A rather amazing new study is claiming that smoking combined with oral sex may prove to be a very risky combination, raising a man’s risk for cancer down the road. Mainly, scientists say that transmission of oral strains of the human papillomavirus, which has been known to cause cancer, is to blame for the increased risk.
Men who smoke and have five or more partners that they’ve had oral sex with have the most risk of developing oropharyngeal cancer, which affects the head and neck. The rate of HPV infection orally has been rising among white men, particularly in the 50s and 60s.
However, the risk of oral HPV causing cancer is pretty low among most groups, but it does appear to raise your risk. A study found that 11 million American men have been infected with oral HP, or about one in nine men between 18 and 69 years of age. A lot of that has to do with the loosening of sex attitudes in the 1960s and 70s.
“Men who smoke and have five or more partners with whom they perform oral sex have the highest risk of developing a type of head and neck cancer that is triggered by exposure to the human papilloma virus – known as HPV-related oropharyngeal cancer – according to research published in the leading cancer journal Annals of Oncology  today (Friday),” reads the statement from the European Society for Medical Oncology. “However, the study found that only 0.7% of men will ever develop oropharyngeal cancer in their lifetimes.

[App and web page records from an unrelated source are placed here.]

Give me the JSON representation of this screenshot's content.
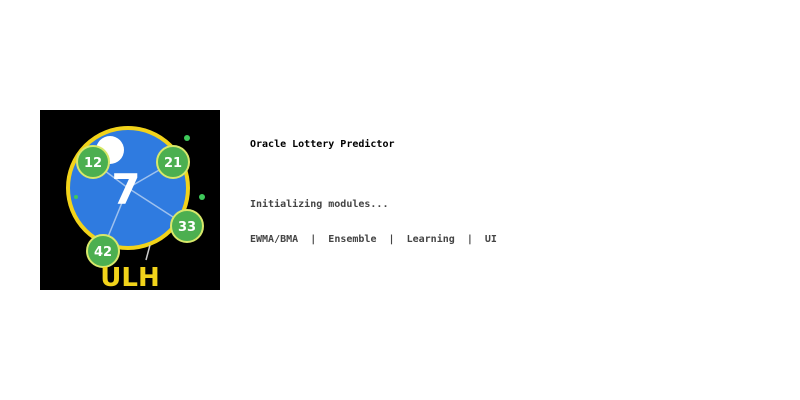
{
  "splash": {
    "title": "Oracle Lottery Predictor",
    "status": "Initializing modules...",
    "modules": [
      "EWMA/BMA",
      "Ensemble",
      "Learning",
      "UI"
    ],
    "separator": "|"
  },
  "logo": {
    "icon": "lottery-ball-logo-icon",
    "center_number": "7",
    "balls": [
      "12",
      "21",
      "33",
      "42"
    ],
    "wordmark": "ULH",
    "colors": {
      "background": "#000000",
      "globe": "#2f7be0",
      "ring": "#f2d31a",
      "ball": "#4caf50",
      "wordmark": "#f2d31a"
    }
  }
}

The risk was much lower among women, anyone who did not smoke, and people who had less than five oral sex partners in their lifetimes.”